#### [Task objective]
Where the word "screenshot" occurs in a line of the data, return the whole line.

▼

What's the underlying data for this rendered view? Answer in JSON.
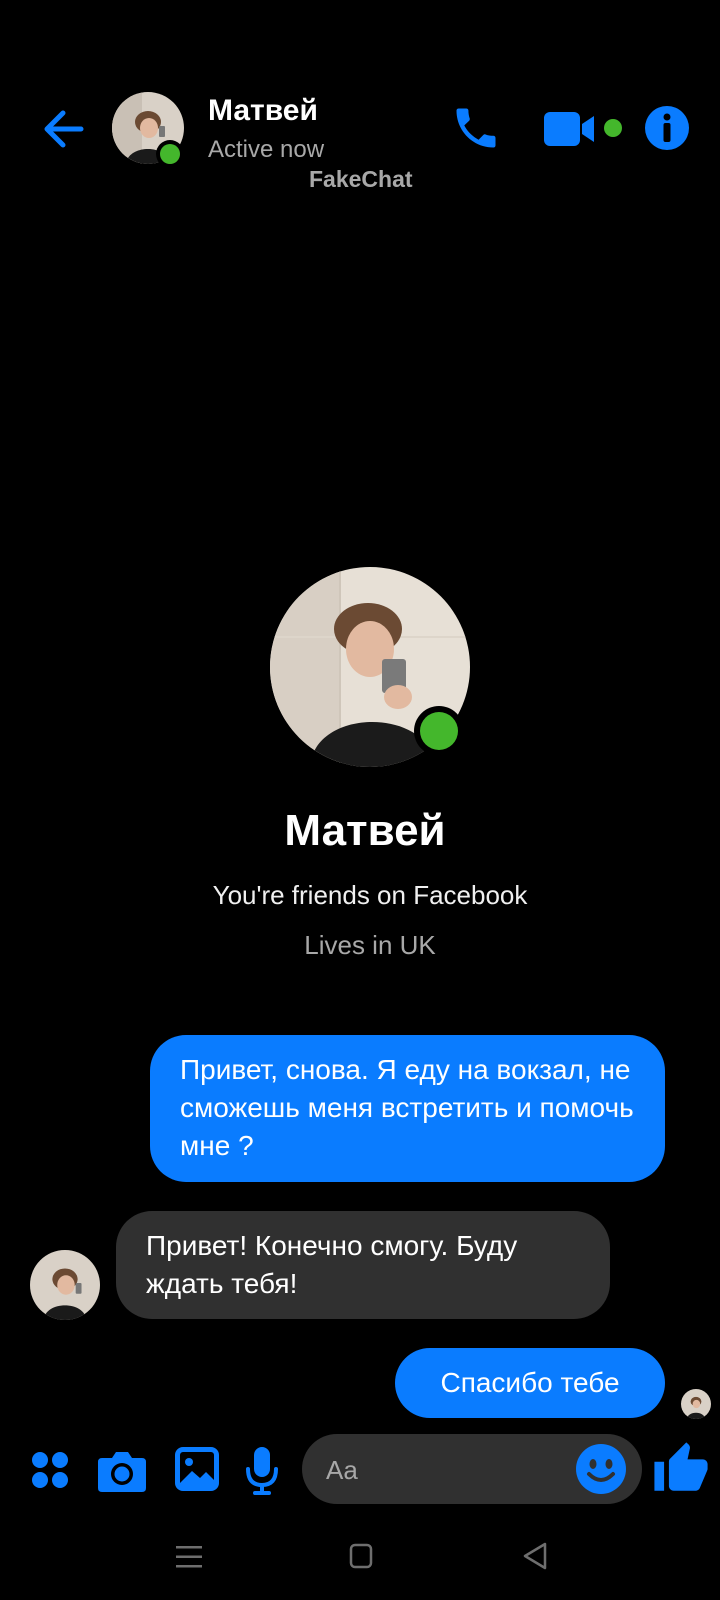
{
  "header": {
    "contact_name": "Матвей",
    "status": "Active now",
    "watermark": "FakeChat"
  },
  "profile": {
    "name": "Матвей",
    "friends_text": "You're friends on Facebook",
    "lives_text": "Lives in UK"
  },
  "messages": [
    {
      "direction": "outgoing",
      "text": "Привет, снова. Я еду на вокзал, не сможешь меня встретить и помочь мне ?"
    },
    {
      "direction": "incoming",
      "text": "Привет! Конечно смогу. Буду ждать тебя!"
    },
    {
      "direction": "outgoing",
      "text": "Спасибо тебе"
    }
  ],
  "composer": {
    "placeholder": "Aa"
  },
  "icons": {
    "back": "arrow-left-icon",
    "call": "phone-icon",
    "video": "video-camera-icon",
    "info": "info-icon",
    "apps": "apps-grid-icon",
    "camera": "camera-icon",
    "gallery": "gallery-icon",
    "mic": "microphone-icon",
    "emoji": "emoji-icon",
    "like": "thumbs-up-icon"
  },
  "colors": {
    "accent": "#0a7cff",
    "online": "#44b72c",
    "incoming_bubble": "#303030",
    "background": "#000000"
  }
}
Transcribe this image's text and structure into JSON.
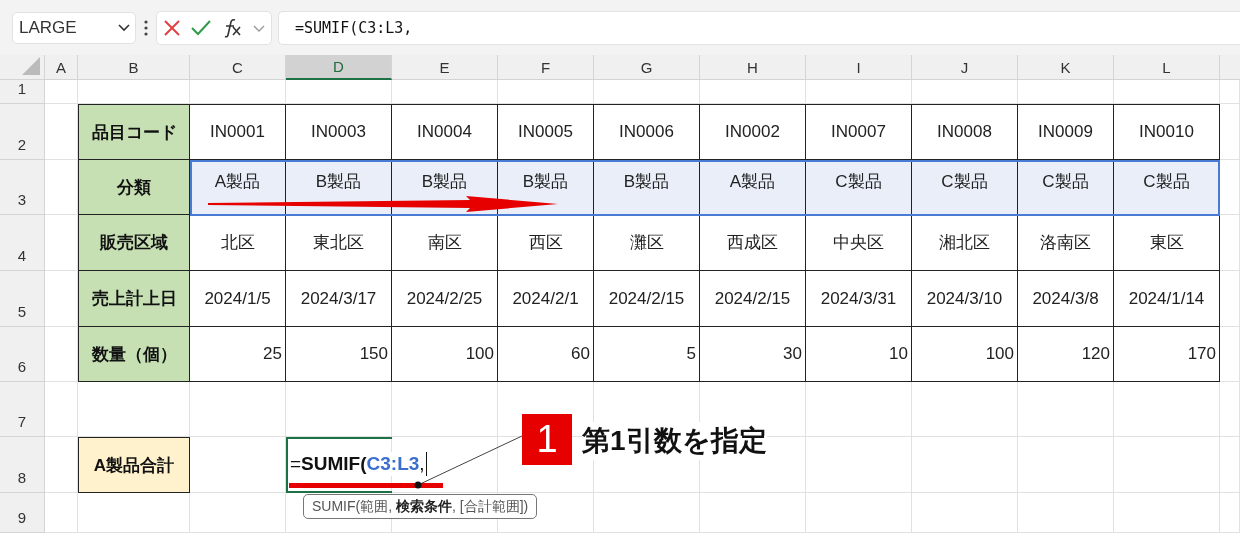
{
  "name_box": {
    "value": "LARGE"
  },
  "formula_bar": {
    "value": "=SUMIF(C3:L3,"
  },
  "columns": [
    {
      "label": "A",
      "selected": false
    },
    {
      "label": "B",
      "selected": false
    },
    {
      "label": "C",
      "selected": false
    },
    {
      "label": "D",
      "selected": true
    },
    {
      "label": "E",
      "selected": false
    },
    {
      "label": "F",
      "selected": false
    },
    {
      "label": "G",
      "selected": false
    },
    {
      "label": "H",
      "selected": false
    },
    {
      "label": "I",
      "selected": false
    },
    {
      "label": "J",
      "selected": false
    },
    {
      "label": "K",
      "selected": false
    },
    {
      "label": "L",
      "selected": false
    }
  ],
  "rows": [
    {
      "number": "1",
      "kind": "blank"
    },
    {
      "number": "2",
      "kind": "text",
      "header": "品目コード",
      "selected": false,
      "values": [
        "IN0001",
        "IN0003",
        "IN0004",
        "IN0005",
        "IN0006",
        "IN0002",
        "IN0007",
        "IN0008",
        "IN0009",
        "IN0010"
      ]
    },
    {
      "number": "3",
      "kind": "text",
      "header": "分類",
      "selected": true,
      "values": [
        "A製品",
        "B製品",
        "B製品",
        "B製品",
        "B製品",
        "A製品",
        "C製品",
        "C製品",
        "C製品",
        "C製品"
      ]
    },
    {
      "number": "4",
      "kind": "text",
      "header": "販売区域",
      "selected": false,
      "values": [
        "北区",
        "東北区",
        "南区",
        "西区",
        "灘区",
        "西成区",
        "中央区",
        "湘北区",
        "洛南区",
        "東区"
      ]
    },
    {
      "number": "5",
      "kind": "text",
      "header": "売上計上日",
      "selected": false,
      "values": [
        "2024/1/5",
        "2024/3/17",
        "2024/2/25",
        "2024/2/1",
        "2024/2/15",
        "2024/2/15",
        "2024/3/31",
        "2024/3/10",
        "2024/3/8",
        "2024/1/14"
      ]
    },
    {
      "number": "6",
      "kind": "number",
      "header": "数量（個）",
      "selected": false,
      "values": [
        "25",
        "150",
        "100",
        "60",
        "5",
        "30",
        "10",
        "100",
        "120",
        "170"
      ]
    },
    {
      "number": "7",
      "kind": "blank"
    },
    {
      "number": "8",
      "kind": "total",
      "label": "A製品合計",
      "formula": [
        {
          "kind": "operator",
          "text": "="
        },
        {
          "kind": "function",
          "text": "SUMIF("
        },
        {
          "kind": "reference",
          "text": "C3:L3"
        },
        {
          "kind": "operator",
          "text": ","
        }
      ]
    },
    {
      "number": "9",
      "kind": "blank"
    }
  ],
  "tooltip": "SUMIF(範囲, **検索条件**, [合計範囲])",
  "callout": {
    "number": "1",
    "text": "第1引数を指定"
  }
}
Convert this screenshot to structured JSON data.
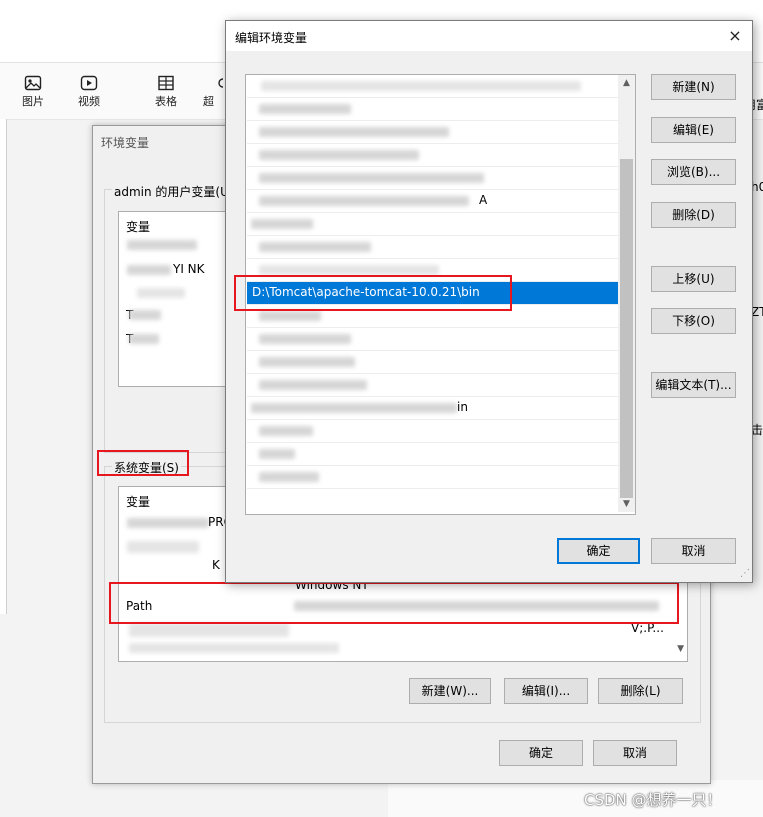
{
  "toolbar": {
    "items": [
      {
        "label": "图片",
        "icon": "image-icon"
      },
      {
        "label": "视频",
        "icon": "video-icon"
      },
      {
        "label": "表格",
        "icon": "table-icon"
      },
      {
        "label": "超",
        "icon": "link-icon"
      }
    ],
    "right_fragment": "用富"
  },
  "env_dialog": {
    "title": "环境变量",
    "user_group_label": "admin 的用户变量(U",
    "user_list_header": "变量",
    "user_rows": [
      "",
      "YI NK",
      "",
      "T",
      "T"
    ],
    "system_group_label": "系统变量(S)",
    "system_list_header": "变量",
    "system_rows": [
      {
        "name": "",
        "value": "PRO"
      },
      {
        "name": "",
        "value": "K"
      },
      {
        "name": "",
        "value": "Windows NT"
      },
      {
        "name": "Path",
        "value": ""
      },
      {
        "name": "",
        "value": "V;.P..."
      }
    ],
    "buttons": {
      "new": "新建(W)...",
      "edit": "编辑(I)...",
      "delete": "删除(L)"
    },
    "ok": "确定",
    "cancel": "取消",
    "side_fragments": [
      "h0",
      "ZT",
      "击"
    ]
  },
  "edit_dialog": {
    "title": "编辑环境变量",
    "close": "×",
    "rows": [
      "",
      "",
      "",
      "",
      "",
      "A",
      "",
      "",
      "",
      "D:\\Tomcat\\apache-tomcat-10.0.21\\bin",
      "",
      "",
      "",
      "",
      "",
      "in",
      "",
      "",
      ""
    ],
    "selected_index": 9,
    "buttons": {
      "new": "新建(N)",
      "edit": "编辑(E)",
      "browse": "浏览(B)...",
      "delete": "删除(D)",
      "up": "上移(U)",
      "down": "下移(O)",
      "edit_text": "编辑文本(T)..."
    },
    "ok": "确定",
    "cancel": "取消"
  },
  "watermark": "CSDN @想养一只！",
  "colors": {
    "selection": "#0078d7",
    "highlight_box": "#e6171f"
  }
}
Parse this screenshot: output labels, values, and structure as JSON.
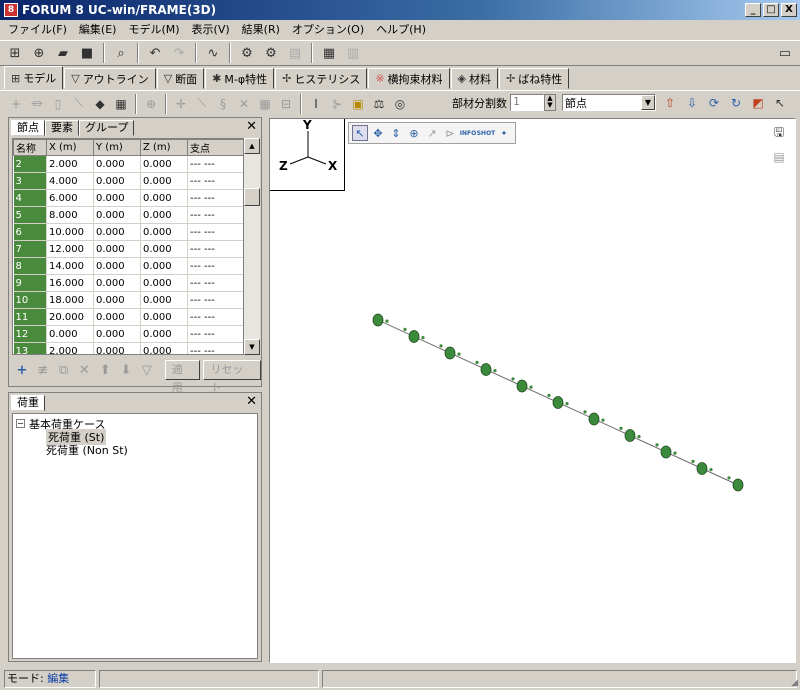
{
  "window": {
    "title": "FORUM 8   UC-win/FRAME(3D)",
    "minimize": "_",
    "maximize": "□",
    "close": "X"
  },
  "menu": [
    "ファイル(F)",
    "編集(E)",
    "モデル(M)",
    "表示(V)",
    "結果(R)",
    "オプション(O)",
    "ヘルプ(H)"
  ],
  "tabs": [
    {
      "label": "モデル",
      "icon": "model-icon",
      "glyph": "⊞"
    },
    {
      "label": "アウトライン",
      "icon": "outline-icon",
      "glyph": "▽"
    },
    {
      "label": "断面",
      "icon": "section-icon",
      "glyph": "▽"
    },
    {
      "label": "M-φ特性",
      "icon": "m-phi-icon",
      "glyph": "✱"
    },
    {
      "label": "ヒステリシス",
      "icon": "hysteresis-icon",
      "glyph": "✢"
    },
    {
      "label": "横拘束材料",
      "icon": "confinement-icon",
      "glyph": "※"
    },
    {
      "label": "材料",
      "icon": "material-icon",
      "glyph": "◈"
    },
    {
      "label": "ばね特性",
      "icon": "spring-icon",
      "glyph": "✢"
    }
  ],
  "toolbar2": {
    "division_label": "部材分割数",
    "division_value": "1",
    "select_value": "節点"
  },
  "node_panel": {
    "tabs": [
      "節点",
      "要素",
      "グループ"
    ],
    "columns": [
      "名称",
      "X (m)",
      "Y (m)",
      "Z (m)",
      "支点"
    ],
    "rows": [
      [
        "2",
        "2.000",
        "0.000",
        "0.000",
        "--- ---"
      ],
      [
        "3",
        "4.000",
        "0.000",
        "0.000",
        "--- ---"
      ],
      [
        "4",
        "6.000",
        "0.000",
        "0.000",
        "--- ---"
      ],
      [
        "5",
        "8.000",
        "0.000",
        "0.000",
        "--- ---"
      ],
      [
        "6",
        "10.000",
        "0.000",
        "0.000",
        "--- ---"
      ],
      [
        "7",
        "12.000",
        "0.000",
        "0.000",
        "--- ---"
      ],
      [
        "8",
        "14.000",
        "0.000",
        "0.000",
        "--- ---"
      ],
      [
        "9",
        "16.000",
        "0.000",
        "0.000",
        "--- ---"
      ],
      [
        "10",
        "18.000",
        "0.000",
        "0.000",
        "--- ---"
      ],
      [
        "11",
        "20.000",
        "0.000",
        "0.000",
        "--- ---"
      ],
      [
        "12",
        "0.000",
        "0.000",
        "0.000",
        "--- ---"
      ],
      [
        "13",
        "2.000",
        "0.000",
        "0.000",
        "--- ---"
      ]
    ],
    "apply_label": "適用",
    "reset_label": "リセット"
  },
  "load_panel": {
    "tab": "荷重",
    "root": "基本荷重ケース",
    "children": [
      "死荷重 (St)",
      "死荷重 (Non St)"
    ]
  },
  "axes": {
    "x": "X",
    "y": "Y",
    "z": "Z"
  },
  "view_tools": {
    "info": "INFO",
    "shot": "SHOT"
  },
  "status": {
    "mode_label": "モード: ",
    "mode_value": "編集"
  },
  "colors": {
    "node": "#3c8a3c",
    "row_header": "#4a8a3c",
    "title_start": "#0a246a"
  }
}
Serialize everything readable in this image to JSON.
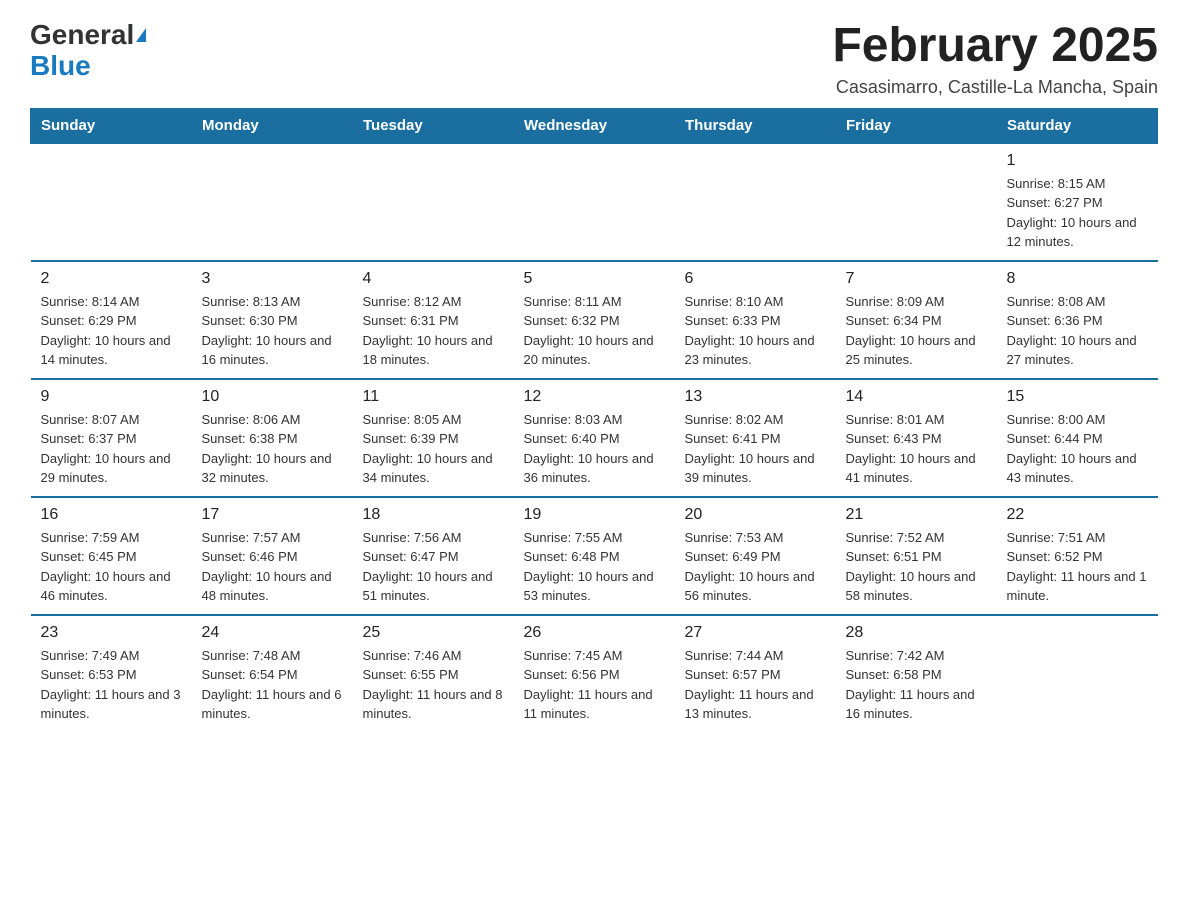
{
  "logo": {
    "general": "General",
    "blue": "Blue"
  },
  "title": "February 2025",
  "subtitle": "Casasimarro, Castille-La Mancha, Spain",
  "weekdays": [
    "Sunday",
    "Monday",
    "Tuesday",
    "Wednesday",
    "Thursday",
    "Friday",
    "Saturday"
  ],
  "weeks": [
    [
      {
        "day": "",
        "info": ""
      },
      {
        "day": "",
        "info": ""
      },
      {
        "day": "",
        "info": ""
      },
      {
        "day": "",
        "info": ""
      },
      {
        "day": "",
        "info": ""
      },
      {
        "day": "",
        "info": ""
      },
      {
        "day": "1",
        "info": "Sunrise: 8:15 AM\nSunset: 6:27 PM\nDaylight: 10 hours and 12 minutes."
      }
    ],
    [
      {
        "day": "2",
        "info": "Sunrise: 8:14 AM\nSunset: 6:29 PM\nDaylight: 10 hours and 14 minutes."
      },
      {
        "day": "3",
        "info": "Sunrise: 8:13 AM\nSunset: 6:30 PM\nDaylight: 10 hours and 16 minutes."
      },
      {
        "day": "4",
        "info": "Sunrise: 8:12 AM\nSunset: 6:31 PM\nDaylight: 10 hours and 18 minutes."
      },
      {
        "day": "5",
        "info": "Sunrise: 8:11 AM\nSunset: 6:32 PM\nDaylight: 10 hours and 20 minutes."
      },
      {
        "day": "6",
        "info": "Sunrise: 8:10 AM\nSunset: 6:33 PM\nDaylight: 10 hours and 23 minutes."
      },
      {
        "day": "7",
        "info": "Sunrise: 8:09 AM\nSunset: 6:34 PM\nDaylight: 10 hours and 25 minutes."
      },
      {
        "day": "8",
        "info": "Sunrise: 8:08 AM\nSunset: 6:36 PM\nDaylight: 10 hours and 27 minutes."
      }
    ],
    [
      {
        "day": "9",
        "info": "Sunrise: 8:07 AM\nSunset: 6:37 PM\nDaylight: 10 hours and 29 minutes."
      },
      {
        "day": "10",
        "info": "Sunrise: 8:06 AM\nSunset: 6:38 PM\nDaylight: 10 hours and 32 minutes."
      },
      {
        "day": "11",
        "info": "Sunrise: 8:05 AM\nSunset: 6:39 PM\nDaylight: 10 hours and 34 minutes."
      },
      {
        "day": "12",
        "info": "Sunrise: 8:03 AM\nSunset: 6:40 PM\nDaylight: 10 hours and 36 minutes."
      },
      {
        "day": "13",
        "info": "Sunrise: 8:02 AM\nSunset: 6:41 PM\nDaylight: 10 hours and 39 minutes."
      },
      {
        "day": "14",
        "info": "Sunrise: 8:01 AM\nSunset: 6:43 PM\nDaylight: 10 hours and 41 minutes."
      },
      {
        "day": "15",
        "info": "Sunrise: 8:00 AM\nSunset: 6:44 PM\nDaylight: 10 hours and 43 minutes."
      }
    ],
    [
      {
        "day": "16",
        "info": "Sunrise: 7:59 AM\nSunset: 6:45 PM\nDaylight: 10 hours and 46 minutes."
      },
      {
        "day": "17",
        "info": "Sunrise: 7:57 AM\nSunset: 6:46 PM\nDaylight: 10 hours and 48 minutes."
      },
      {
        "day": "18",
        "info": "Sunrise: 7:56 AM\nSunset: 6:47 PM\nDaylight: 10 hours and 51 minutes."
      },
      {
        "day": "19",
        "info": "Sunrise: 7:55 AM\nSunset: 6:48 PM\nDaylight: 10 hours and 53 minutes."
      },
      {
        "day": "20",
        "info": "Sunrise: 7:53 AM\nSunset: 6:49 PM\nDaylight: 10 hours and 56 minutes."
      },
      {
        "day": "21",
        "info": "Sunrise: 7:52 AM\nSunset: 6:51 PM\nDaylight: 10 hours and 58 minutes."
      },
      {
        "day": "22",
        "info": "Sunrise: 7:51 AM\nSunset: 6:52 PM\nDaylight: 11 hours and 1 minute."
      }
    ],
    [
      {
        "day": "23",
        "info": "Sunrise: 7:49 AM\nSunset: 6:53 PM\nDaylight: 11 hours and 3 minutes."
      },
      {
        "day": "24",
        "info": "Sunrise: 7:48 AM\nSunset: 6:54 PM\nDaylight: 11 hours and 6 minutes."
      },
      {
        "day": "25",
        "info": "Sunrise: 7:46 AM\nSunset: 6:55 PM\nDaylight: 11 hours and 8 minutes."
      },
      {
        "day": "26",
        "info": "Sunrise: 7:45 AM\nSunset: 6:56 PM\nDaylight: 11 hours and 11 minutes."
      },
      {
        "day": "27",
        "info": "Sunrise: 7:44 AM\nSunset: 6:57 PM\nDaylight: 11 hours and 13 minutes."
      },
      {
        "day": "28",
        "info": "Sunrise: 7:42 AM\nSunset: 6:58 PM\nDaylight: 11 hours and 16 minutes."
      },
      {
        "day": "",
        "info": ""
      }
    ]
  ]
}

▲

#### [Answer to this exercise]
Convert this screenshot to structured JSON data.
Parse this screenshot: output labels, values, and structure as JSON.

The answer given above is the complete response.